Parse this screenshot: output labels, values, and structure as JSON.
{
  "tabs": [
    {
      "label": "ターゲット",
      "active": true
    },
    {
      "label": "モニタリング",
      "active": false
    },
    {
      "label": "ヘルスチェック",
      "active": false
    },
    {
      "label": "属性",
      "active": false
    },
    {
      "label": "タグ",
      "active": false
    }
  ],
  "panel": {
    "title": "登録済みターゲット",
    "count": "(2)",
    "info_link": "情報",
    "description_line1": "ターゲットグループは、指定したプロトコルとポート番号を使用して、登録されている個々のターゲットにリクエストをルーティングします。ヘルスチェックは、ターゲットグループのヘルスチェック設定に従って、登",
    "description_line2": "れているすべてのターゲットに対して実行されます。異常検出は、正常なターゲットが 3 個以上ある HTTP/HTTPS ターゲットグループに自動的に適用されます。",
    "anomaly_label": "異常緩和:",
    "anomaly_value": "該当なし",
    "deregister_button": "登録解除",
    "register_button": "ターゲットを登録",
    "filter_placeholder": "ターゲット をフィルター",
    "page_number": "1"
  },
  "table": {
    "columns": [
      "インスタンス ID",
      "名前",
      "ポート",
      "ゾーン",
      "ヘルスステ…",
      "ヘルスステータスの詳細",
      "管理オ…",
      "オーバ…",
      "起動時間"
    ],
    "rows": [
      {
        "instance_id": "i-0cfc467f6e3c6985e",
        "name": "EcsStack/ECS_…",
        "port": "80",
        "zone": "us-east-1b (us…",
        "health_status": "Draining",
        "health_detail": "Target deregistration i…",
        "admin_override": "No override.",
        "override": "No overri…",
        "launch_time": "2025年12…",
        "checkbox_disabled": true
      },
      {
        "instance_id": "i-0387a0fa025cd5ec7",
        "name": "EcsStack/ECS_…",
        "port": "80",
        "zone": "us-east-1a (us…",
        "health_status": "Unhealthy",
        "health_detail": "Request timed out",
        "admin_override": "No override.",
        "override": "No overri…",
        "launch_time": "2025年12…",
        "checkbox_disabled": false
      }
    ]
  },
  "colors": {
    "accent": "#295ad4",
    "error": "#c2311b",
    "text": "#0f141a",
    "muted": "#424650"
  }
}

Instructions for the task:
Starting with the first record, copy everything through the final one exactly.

Written response:
Parse this screenshot: output labels, values, and structure as JSON.
{
  "tabs": [
    {
      "label": "ターゲット",
      "active": true
    },
    {
      "label": "モニタリング",
      "active": false
    },
    {
      "label": "ヘルスチェック",
      "active": false
    },
    {
      "label": "属性",
      "active": false
    },
    {
      "label": "タグ",
      "active": false
    }
  ],
  "panel": {
    "title": "登録済みターゲット",
    "count": "(2)",
    "info_link": "情報",
    "description_line1": "ターゲットグループは、指定したプロトコルとポート番号を使用して、登録されている個々のターゲットにリクエストをルーティングします。ヘルスチェックは、ターゲットグループのヘルスチェック設定に従って、登",
    "description_line2": "れているすべてのターゲットに対して実行されます。異常検出は、正常なターゲットが 3 個以上ある HTTP/HTTPS ターゲットグループに自動的に適用されます。",
    "anomaly_label": "異常緩和:",
    "anomaly_value": "該当なし",
    "deregister_button": "登録解除",
    "register_button": "ターゲットを登録",
    "filter_placeholder": "ターゲット をフィルター",
    "page_number": "1"
  },
  "table": {
    "columns": [
      "インスタンス ID",
      "名前",
      "ポート",
      "ゾーン",
      "ヘルスステ…",
      "ヘルスステータスの詳細",
      "管理オ…",
      "オーバ…",
      "起動時間"
    ],
    "rows": [
      {
        "instance_id": "i-0cfc467f6e3c6985e",
        "name": "EcsStack/ECS_…",
        "port": "80",
        "zone": "us-east-1b (us…",
        "health_status": "Draining",
        "health_detail": "Target deregistration i…",
        "admin_override": "No override.",
        "override": "No overri…",
        "launch_time": "2025年12…",
        "checkbox_disabled": true
      },
      {
        "instance_id": "i-0387a0fa025cd5ec7",
        "name": "EcsStack/ECS_…",
        "port": "80",
        "zone": "us-east-1a (us…",
        "health_status": "Unhealthy",
        "health_detail": "Request timed out",
        "admin_override": "No override.",
        "override": "No overri…",
        "launch_time": "2025年12…",
        "checkbox_disabled": false
      }
    ]
  },
  "colors": {
    "accent": "#295ad4",
    "error": "#c2311b",
    "text": "#0f141a",
    "muted": "#424650"
  }
}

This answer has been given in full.